The search of Ireland’s register of beneficial owners – a key tool in the fight against money laundering here and across the EU – has been suspended following a landmark ruling by the European Court of Justice.
Under EU anti-money laundering legislation, Member States were required to set up and maintain a register of beneficial ownership (RBO) of companies established on their territory.
It is seen as crucial in unmasking owners hiding behind often complex, cross-border webs of shelf companies.
However, in a judgment last week, the Court found that unrestricted public access to details of the beneficial owner “constitutes a serious interference with fundamental rights to privacy and the protection of personal data”.
The Court said it made the decision in the light of Articles 7 and 8 of the Charter of Fundamental Rights of the European Union, which enshrine the right to privacy.
Campaign group Transparency International said the decision could set back the fight against corruption, organized crime and tax evasion by 30 years.
Hundreds of thousands of Irish companies have registered their property details with the RBO, which has been searchable by law enforcement, the media and the public. However, access to the database search function is now blocked.
“Following the recent judgment of the European Court of Justice, the search function in the RBO register for beneficial ownership information is now suspended,” the website reads.

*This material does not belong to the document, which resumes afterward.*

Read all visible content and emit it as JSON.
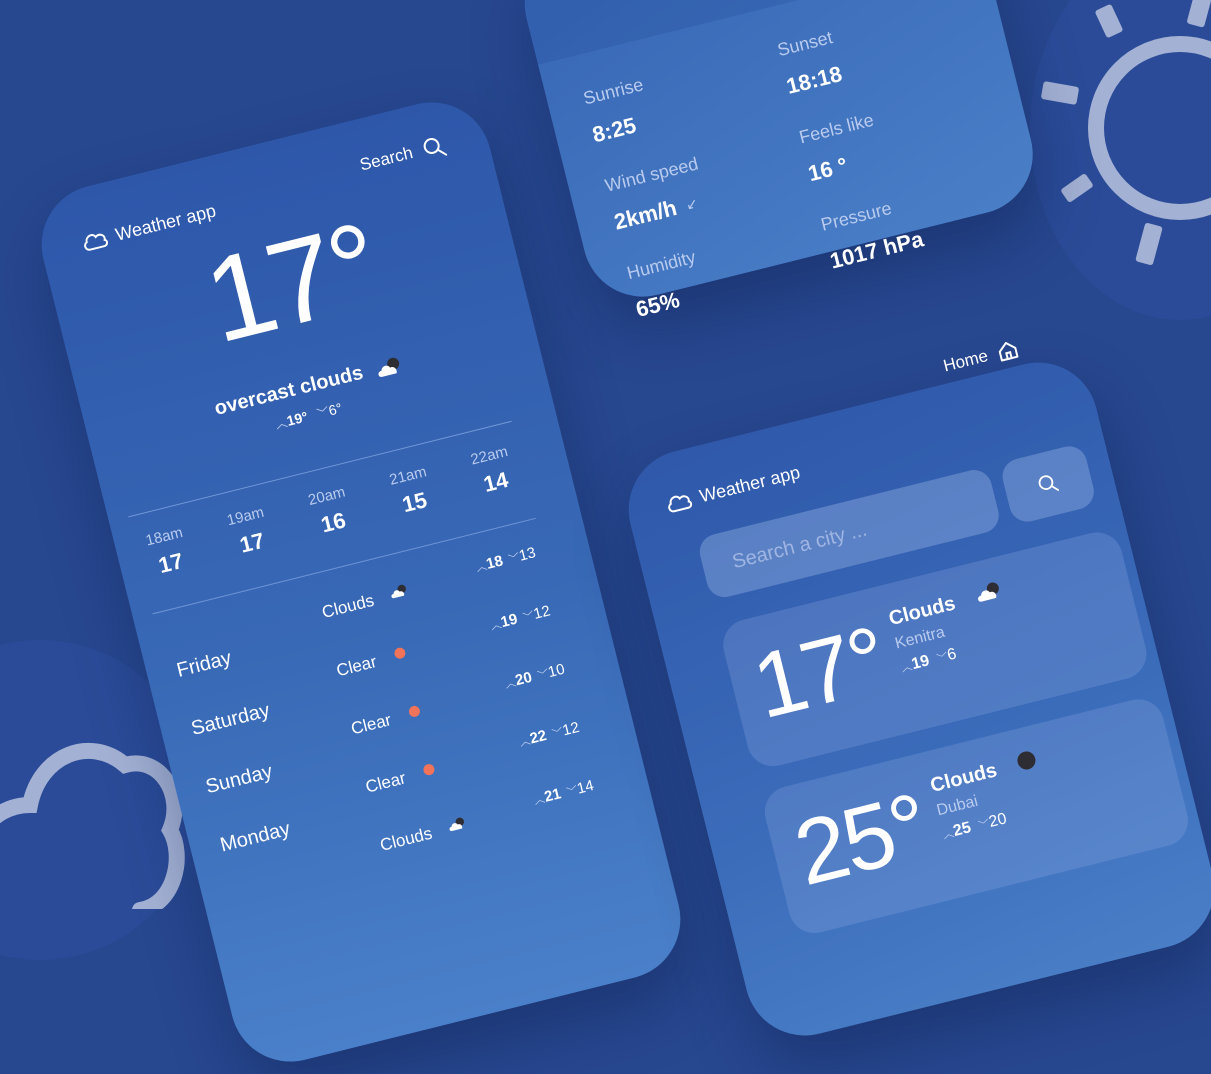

“The RBO is currently working on making access only available to certain individuals,” she adds.
Whilst a company’s failure to register ownership details with the RBO within a certain time frame can result in hefty fines of up to €500,000, the database has also uncovered persistent and serious weaknesses in the Irish company registration process.
For example, many fake companies do not register ownership records with the RBO and are allowed to continue to operate.

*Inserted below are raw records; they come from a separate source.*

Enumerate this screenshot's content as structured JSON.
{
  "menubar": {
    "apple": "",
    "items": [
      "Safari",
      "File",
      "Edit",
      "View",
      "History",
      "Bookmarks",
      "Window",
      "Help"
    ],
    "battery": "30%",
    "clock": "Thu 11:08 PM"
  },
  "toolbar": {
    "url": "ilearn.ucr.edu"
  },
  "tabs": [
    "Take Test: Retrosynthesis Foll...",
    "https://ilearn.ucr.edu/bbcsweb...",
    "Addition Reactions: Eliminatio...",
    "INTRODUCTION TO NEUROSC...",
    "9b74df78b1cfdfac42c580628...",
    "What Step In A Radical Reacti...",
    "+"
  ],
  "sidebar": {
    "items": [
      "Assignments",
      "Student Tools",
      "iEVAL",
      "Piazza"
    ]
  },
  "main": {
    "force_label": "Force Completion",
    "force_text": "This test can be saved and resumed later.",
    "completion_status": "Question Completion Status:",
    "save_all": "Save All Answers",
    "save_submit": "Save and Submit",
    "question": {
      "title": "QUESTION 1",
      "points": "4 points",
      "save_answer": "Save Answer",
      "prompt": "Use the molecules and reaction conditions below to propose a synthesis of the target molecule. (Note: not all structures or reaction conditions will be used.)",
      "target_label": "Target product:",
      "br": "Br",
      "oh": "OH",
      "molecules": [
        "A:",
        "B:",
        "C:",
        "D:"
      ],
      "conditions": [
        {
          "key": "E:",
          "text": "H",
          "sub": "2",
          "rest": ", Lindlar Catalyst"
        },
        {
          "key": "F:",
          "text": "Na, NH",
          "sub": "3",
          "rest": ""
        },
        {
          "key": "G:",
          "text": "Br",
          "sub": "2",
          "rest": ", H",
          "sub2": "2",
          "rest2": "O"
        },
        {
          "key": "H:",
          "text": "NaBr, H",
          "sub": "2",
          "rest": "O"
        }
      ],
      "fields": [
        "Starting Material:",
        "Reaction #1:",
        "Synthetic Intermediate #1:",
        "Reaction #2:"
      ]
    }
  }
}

Fake companies can be used for a range of illegal activities such as money laundering and sanctions evasion.
The Companies Registration Office (CRO), which oversees the RBO, even acknowledged earlier this year that while up to 30,000 companies had not registered with the mandatory RBO, it was impossible to prosecute all companies that had not registered .
investigations of Irish Independent found that hundreds of front companies have been formed here and that despite some efforts by the CRO to address the problem, new front companies continue to be formed.
With database searches now suspended, what is seen as a key tool in the fight against criminal activity is now out of service.
John Devitt, the chief executive of Transparency International Ireland, said last week that the register is not only important for tackling potential crime.
“Any investor, tenant or customer of a company has the right to know who owns the company they are dealing with.”
https://www.independent.ie/business/european-court-ruling-halts-access-to-key-irish-company-ownership-database-42183693.html European Court of Justice ruling halts access to key Irish corporate property database